Incubus Bassist Ben Kenney Talks New Album, Moving Back to the East Coast
this matters to them. And that matters to us. I mean, you do something every day like we do, and it's a job of course at a certain point, in that you lose some perspective. But the fans remind us and ground us and reminds us that we as a band are bigger together than we are as individuals. I mean, when someone tells you that their day is better because they listened to your music – are you kidding me? That's just the most powerful thing.
Watch "Promises, Promises" from the New DVD
You guys have a big tour with Linkin Park starting up – does touring still have the same appeal for you that it did years ago?
On a certain level it does. It's still very exciting, but you can get lost in it really easily and so you have to be careful. You hit points out there where you may not be ready and you have to focus on what you are doing and when the light goes on you have to be ready to deliver the best show you can. For me, I also love meeting people and being in different cities. Sure, you're away from home and missing things – that's the bad in it - someone back home is sick and you are in Portugal or something. But I do like to get out and after touring so much I have the benefit of having friends in many places so that when we roll I can get a local's perspective on the place. I get to experience places through the eyes of people I trust and that makes the road very tolerable.
Unlike the rest of the guys, who primarily are from California, you come from New Jersey. How different was your musical life from theirs? What did you grow up listening to and going to see live?

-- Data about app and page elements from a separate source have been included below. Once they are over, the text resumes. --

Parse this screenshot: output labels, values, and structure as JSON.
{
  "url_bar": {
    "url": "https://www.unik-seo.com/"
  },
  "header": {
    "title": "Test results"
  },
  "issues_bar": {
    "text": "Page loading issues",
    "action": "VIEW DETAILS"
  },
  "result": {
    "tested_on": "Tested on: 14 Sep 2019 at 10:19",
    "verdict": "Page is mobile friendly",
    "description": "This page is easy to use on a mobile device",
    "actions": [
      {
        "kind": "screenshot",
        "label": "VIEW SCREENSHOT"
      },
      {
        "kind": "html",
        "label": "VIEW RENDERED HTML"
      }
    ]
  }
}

In Jersey, local bands were the center of my universe. Because of how accessible bands were at bars like the Stone Pony and the Brighton Bar, man, I could see both locals bands and even some national touring bands. Biohazard, <